__GOAL OF THE EXERCISE__.
Below are entries. Pull out all lines containing "アルファSSL".

__DATA__.

==================================================

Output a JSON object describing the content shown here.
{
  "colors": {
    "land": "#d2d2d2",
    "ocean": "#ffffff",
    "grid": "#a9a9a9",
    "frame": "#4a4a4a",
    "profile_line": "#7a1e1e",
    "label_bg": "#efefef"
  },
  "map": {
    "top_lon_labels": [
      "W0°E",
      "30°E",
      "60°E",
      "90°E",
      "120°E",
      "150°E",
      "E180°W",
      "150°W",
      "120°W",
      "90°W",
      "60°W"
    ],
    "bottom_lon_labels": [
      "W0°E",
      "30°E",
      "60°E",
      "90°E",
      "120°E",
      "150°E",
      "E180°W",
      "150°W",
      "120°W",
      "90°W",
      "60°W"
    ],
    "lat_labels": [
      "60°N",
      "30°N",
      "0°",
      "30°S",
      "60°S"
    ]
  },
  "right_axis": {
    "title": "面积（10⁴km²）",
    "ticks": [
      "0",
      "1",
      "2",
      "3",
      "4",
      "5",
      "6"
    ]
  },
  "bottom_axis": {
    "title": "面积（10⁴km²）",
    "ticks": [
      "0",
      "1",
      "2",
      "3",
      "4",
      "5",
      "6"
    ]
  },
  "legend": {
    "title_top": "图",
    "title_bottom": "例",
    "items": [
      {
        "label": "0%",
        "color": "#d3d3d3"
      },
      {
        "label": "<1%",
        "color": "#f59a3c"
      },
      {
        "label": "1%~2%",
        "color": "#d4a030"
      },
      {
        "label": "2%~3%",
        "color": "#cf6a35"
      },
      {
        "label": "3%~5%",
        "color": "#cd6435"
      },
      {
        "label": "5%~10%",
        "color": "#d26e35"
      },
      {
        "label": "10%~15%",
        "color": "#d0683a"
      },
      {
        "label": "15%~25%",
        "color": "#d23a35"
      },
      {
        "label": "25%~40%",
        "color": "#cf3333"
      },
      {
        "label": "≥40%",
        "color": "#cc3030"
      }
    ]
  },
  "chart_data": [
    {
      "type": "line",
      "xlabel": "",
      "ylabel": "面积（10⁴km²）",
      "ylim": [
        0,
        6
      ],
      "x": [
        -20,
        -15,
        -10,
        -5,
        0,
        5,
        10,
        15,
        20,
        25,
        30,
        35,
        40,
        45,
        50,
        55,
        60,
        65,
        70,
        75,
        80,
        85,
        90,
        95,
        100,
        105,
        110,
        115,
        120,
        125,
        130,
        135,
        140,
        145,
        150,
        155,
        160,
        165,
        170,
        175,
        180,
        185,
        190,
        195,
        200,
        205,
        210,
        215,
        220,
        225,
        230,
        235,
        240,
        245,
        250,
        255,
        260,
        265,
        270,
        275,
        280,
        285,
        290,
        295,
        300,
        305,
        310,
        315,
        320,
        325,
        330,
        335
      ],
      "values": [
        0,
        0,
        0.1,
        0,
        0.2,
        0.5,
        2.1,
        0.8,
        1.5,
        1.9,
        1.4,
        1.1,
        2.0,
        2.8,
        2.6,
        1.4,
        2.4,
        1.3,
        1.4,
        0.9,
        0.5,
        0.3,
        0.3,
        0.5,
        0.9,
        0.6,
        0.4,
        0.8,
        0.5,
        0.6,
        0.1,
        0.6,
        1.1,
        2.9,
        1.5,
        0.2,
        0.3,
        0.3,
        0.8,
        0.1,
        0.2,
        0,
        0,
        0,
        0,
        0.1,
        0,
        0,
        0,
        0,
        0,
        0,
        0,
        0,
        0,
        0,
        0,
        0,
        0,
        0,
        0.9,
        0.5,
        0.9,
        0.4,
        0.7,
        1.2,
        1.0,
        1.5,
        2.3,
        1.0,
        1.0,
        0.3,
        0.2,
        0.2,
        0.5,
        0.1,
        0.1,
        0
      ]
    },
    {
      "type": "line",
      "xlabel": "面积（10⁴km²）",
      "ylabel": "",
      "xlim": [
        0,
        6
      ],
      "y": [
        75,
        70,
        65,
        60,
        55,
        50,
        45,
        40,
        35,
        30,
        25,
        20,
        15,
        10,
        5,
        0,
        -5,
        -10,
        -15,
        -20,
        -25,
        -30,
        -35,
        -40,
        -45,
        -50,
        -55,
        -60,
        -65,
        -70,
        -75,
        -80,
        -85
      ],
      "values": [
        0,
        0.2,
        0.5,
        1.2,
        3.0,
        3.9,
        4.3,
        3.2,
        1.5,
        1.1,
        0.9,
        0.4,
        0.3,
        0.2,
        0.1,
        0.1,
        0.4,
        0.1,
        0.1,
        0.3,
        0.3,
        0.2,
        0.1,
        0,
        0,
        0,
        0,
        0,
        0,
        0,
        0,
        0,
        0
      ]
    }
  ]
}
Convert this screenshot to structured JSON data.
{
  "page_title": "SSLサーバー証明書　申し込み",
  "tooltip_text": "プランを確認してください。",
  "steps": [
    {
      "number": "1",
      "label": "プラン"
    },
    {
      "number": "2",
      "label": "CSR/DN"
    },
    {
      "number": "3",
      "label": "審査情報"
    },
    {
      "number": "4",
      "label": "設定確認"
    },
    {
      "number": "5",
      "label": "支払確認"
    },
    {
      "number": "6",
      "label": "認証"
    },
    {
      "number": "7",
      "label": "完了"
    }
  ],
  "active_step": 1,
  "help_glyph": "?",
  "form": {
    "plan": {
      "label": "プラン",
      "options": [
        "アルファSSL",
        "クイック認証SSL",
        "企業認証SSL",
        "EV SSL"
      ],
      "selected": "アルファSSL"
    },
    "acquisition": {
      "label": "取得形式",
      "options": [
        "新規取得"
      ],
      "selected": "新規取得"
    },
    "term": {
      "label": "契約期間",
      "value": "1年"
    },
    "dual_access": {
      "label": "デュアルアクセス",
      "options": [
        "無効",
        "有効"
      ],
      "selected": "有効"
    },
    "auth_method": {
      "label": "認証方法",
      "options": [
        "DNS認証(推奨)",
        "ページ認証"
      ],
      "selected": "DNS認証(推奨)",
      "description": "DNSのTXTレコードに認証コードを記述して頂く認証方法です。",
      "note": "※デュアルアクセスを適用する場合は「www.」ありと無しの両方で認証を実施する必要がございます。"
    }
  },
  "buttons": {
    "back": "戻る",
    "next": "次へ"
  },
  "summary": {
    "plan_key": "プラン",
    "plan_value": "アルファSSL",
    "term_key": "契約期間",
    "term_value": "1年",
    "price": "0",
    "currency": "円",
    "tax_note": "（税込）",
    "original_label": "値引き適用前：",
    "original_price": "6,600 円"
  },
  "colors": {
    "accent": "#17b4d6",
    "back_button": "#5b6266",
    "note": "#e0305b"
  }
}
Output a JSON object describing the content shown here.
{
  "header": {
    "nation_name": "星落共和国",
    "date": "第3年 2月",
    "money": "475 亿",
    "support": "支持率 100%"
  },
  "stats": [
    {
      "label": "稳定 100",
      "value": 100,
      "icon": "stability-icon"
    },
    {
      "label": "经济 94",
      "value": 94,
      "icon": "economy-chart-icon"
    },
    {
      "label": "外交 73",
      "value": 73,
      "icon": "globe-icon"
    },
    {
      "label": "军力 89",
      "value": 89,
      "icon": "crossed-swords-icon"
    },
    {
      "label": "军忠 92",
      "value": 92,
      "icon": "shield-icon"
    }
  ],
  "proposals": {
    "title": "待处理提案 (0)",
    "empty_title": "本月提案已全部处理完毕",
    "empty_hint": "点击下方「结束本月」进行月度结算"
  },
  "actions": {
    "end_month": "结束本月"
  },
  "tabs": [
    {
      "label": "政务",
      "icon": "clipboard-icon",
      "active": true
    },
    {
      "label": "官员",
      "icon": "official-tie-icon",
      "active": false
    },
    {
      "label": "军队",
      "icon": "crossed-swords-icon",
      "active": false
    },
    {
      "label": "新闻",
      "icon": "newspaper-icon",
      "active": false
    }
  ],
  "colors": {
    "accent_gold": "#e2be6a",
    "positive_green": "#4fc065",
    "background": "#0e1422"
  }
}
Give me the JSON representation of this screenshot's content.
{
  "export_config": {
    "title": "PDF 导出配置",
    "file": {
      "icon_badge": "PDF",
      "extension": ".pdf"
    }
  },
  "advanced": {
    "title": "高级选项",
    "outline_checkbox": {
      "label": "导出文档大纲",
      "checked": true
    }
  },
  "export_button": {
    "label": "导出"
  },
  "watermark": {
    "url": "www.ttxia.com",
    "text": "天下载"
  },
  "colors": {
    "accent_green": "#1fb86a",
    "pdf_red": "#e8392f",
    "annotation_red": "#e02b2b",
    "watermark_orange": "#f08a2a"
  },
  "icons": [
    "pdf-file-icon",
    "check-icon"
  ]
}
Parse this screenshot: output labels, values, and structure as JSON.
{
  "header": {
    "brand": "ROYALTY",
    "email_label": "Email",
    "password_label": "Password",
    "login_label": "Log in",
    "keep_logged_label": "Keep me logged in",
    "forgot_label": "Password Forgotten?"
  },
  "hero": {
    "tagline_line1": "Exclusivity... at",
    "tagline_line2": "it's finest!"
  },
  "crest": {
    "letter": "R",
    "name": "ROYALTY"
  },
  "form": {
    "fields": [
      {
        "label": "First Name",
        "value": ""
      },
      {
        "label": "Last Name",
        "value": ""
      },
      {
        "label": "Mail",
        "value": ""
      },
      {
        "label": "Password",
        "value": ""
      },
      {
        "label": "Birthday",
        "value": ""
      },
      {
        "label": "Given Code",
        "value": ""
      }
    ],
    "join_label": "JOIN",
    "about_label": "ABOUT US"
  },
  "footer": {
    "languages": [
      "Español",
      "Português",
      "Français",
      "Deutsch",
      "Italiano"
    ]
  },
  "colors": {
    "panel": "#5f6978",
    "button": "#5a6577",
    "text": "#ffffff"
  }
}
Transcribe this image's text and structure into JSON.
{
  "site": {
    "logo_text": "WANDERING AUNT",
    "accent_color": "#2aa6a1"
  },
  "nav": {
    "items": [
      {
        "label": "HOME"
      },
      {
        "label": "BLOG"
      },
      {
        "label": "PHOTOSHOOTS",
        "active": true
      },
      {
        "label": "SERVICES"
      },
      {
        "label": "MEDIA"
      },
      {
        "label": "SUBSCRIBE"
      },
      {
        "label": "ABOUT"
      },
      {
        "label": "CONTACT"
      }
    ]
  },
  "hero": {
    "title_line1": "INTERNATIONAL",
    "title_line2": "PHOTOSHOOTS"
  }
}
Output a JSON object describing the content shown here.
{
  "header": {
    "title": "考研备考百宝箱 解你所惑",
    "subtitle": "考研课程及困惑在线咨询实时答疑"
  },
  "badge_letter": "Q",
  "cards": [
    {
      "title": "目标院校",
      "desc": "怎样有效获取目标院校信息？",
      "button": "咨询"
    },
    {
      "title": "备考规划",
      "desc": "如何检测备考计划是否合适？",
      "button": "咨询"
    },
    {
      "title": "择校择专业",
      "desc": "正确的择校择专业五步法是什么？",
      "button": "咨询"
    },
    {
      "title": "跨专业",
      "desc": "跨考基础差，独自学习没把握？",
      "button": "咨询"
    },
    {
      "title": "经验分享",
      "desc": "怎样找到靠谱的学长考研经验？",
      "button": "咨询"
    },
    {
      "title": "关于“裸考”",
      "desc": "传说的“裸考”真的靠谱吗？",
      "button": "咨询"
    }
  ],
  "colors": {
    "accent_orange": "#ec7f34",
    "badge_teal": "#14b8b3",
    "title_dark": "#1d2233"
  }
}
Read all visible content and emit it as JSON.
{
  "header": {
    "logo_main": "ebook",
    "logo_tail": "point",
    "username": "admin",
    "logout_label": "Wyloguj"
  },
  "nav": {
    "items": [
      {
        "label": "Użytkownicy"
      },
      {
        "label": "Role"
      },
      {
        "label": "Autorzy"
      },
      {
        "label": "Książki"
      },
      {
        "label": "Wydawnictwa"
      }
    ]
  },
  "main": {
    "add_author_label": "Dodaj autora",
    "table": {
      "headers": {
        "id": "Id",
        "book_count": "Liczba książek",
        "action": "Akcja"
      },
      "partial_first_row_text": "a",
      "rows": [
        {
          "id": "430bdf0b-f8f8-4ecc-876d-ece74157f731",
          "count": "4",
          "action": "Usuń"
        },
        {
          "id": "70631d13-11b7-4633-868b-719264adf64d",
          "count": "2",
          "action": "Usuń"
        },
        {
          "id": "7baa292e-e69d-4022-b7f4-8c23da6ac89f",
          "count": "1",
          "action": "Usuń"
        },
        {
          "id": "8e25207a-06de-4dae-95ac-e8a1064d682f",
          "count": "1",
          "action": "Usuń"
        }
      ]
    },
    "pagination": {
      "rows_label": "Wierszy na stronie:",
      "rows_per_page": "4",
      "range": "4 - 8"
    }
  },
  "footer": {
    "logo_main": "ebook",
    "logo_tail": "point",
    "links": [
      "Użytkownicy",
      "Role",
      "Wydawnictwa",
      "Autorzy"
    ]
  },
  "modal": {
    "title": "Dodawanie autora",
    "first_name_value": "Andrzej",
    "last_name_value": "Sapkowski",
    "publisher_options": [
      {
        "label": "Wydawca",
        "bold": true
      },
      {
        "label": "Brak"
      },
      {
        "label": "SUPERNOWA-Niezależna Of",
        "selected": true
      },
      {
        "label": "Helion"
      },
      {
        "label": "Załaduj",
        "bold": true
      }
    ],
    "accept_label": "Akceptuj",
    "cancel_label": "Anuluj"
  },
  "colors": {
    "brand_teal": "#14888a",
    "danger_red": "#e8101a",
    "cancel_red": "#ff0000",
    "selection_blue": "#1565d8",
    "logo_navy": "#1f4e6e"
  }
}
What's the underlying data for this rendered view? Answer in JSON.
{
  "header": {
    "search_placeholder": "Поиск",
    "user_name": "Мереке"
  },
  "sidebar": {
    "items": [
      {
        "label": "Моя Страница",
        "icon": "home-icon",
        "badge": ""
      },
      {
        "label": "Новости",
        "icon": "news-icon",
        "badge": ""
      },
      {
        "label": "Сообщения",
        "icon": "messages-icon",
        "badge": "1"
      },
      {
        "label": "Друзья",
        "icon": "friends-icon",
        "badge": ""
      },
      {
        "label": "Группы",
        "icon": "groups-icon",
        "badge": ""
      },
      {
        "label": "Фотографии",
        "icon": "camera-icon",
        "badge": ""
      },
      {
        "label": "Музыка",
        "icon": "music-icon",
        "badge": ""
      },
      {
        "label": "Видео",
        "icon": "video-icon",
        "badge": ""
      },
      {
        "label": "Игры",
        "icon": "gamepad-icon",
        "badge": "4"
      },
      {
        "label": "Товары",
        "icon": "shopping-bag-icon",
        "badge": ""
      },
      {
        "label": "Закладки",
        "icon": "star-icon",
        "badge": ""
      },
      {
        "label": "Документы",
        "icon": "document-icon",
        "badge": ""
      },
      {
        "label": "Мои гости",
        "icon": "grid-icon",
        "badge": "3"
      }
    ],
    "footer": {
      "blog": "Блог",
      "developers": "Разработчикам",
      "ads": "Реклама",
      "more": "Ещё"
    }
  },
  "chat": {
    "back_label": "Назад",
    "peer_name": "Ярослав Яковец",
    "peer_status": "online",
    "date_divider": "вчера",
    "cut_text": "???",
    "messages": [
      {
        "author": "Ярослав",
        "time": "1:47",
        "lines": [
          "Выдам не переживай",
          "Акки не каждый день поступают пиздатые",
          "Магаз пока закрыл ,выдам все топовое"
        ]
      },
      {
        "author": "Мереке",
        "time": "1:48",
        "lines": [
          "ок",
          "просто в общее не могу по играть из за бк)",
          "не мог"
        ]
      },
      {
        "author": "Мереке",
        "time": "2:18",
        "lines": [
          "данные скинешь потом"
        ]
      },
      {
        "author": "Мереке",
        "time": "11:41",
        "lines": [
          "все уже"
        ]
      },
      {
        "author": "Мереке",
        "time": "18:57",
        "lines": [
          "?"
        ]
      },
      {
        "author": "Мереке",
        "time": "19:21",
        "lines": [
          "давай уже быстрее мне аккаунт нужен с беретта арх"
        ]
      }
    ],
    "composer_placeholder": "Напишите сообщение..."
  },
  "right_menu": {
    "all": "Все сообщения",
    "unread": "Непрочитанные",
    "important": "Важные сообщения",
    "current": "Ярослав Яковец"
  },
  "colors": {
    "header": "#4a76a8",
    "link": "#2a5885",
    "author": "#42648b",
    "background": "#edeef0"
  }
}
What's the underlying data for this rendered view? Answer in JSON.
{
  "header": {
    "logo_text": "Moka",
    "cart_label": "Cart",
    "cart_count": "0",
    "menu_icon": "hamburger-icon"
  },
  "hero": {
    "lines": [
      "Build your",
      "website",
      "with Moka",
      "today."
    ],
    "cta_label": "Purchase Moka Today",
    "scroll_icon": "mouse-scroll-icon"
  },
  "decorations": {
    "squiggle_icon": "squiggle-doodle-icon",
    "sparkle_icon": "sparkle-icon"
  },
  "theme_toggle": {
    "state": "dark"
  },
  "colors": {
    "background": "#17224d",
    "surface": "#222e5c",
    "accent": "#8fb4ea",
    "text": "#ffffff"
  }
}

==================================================

__TASK SOLUTION__.
        "アルファSSL",
      "selected": "アルファSSL"
    "plan_value": "アルファSSL",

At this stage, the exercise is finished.